Autumn 15 WTC#1 Using animals in our writing
From Aesop’s Fables to Ted Hughes’s Crow, the stories we tell about animals are often stories about us. This exhibition goes on the trail of animals on the page, asking why they have come to play such an important role in literature for adults and children alike.
Fortunately, our first meeting was on a beautiful Autumn day, as we were going to be out and about, visiting the British Library, and then on to Camley Street Nature Reserve tucked away behind Kings Cross, to check out the urban wildlife, and write about what we saw.
But first, some introductions – dog or cat people? first pets? earliest wildlife memories?
And a look at how various writers have used animals –
Virginia Woolf was known by those who loved her as Goat. Her sister, Vanessa Bell, was called Dolphin. Woolf gave animal aliases to all her friends, and grew up with a menagerie of creatures, including a squirrel, a marmoset and a mouse called Jacobi. Her first published essay was an obituary to the family’s dog.An exhibition exploring animals on the page
From the earliest marks made by humans in caves to the modern-day internet full of cute cats, animals have been enduring media stars. Symbols of the sacred or the profane, the domesticated or the ferocious, animals have always fed our imagination helping us to make sense of the world and ourselves. Inspiring writers, poets, scientists and artists through the ages, a library can become the largest zoo in the world when you begin to track down the creatures lurking among the pages on the shelves.

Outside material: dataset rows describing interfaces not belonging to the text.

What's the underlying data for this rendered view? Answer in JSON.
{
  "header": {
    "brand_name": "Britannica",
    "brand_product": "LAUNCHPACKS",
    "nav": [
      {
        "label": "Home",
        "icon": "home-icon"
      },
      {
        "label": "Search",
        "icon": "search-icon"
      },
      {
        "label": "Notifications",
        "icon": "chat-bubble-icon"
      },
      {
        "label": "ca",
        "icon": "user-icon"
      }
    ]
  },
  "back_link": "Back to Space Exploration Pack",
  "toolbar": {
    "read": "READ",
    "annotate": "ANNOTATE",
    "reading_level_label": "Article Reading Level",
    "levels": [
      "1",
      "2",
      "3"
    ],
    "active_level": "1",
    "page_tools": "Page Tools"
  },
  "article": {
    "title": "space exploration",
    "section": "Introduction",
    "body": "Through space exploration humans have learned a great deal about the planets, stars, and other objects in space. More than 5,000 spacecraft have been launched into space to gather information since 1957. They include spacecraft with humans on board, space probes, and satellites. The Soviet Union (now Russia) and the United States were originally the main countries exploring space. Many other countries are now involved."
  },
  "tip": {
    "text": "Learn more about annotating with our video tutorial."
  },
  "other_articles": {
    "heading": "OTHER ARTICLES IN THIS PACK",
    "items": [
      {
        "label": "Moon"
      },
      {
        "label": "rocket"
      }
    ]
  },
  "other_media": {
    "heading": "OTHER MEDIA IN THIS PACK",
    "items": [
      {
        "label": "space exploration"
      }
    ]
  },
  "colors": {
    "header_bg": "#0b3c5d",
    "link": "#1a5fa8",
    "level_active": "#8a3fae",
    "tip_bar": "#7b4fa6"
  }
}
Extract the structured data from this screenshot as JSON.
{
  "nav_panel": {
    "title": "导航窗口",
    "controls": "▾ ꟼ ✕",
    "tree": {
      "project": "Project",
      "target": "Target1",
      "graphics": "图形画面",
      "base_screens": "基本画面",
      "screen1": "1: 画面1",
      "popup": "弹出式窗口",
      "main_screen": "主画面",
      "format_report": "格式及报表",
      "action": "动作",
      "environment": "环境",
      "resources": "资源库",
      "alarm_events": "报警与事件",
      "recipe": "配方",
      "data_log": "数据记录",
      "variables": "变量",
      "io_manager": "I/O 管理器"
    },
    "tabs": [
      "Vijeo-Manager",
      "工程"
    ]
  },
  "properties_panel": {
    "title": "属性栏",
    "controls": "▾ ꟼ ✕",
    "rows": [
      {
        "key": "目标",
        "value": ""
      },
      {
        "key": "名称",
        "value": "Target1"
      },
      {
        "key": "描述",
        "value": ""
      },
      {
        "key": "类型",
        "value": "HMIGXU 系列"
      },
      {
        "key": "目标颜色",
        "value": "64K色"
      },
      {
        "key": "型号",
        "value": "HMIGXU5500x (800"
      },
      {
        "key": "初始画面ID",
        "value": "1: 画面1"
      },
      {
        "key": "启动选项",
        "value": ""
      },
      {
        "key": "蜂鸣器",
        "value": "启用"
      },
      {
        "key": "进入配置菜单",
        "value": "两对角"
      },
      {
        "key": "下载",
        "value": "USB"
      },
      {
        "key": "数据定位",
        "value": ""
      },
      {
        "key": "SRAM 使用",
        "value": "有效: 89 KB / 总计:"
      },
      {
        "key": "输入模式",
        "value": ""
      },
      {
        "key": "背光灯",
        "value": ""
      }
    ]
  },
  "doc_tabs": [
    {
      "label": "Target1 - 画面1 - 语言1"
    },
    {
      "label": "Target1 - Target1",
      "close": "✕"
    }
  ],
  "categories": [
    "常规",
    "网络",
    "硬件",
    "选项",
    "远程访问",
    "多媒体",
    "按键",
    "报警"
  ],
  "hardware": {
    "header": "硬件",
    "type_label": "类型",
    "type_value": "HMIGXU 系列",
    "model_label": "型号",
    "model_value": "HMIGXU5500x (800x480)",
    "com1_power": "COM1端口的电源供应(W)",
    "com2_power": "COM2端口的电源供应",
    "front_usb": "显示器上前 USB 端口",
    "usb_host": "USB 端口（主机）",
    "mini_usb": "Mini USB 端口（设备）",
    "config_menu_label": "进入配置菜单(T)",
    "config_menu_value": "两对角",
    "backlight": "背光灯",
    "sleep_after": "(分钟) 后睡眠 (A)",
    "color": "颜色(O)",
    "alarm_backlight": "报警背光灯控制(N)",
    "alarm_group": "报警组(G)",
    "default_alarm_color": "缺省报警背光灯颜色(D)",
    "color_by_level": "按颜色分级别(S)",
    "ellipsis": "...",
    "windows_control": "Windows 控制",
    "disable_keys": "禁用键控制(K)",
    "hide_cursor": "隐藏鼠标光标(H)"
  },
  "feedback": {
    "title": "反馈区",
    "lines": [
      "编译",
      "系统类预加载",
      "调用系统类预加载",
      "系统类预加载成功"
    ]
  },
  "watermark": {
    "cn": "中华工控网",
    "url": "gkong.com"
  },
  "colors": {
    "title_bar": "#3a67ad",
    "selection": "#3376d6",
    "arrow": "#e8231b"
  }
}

Animal Tales explores what wild – and tamed – creatures say about us when they take on literary or artistic form and displays richly illustrated editions of traditional tales, from Anansi to Little Red Riding Hood. And be closer to nature with a soundscape based on the Library’s collection of sound recordings, with illustrations and poems by Mark Doty and Darren Waterston.
Hares I have seen
The first crashed a fence in a field near Shrewsbury.
It was after lunch of lamb slow-roasted for a night
and a day, its grease still slick on my fingers when she broke
from the stubble. I forgot her later when I sat on a swing
and cried. That time it was for loneliness.
The second raced the train taking me to Edinburgh.
A break in the hedge revealed for a blink the reach
of her stride, the gathering of feet beneath belly before
the hedge snapped back. I forgot her later when I cried
into moussaka. That time it was for loneliness and drink.
The third hung from a hook in a butcher’s in Ludlow.
Her legs were primly crossed and bound, her head
shrouded in muslin but there was no mistaking
the checked spring, the white flag beneath her tail.
She was too big that close though her ears were shorn
because what good are ears when paying by weight?
I couldn’t forget her but by then I’d given up crying.
– Katherine Stansfield
(Check out the page ‘Animal Magic’ to see writing from the day)